Ehlers-Danlos syndrome is an inherited connective tissue disorder that interferes with the structure, production, or processing of collagen. The disorder typically affects the skin, joints, and blood vessels, with symptoms including easy bruising, ligamentous laxity, joint pain, and weak tissue. Many consider it to be an “invisible disability,” as it is often misdiagnosed with hypochondriasis, depression, or chronic fatigue syndrome. While proving an “invisible disability” to Social Security Administration may be difficult, there are two main ways to establish disability from Ehlers-Danlos syndrome if your rheumatologist supports your claim.
First, you may argue your impairment meets or equals a Listing. I describe a listing as a type of shortcut to getting on disability. While there is no specific listing for Ehlers Danlos syndrome to “meet”, a rheumatologist may indicate that Ehlers-Danlos syndrome “equals” Listing 14.06 (undifferentiated and mixed connective tissue disease) if A) the disorder affects two or more body systems with at least a moderate level of severity in one, and at least two of the constitutional signs or symptoms (fatigue, malaise, etc.), or B) with repeated symptoms of fatigue and marked limitations in activities of daily living, social functioning, or concentration, persistence and pace.

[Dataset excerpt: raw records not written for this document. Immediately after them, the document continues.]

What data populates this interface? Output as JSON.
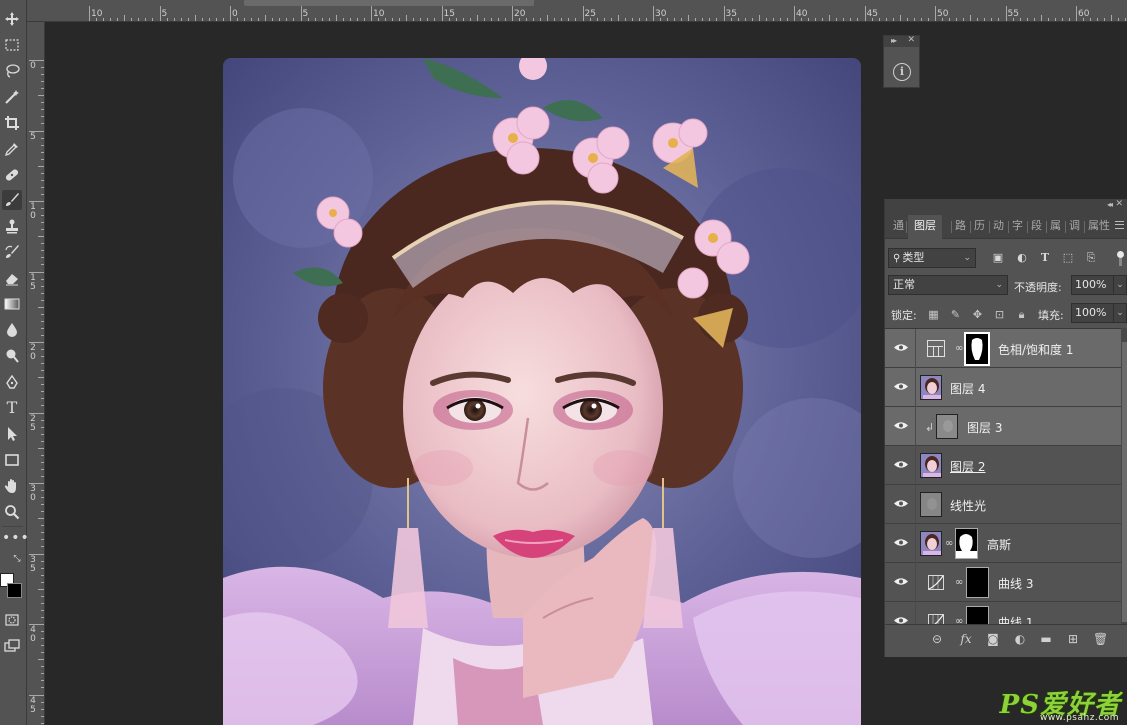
{
  "toolbar": {
    "tools": [
      "move",
      "marquee",
      "lasso",
      "magic-wand",
      "crop",
      "eyedropper",
      "healing",
      "brush",
      "clone-stamp",
      "history-brush",
      "eraser",
      "gradient",
      "blur",
      "dodge",
      "pen",
      "type",
      "path-select",
      "rectangle",
      "hand",
      "zoom",
      "more"
    ],
    "active_tool": "brush",
    "foreground_color": "#ffffff",
    "background_color": "#000000"
  },
  "rulers": {
    "top_labels": [
      "10",
      "5",
      "0",
      "5",
      "10",
      "15",
      "20",
      "25",
      "30",
      "35",
      "40",
      "45",
      "50",
      "55",
      "60"
    ],
    "left_labels": [
      "0",
      "5",
      "1\n0",
      "1\n5",
      "2\n0",
      "2\n5",
      "3\n0",
      "3\n5",
      "4\n0",
      "4\n5"
    ]
  },
  "info_panel": {
    "icon": "info-icon"
  },
  "layers_panel": {
    "tabs": [
      "通",
      "图层",
      "路",
      "历",
      "动",
      "字",
      "段",
      "属",
      "调",
      "属性"
    ],
    "active_tab": "图层",
    "filter_kind": "类型",
    "blend_mode": "正常",
    "opacity_label": "不透明度:",
    "opacity_value": "100%",
    "lock_label": "锁定:",
    "fill_label": "填充:",
    "fill_value": "100%",
    "layers": [
      {
        "name": "色相/饱和度 1",
        "type": "adjustment",
        "visible": true,
        "selected": true,
        "has_mask": true
      },
      {
        "name": "图层 4",
        "type": "image",
        "visible": true,
        "selected": true
      },
      {
        "name": "图层 3",
        "type": "gray",
        "visible": true,
        "selected": true,
        "clipped": true
      },
      {
        "name": "图层 2",
        "type": "image",
        "visible": true,
        "selected": false,
        "underlined": true
      },
      {
        "name": "线性光",
        "type": "gray",
        "visible": true,
        "selected": false
      },
      {
        "name": "高斯",
        "type": "image",
        "visible": true,
        "selected": false,
        "has_mask": true
      },
      {
        "name": "曲线 3",
        "type": "curves",
        "visible": true,
        "selected": false,
        "has_mask": true
      },
      {
        "name": "曲线 1",
        "type": "curves",
        "visible": true,
        "selected": false,
        "has_mask": true
      }
    ]
  },
  "watermark": {
    "big": "PS爱好者",
    "small": "www.psahz.com"
  }
}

Depending on which body systems are affected, you may also want to consider Listings 1.02 (major dysfunction of a joint), Listing 8.04 (chronic infections of the skin), or even Listing 11.14 (peripheral neuropathies).
If no physician testifies that your condition meets or equals the criteria of a Listing of Impairments, the alternative way is to show that you are unable to sustain full time competitive work at any exertion level, due to the symptoms of your medical impairments under SSR 96-8p. In either case, it is important to document your limitations from Ehlers Danlos syndrome with treatment notes from a medical professional such as a rheumatologist.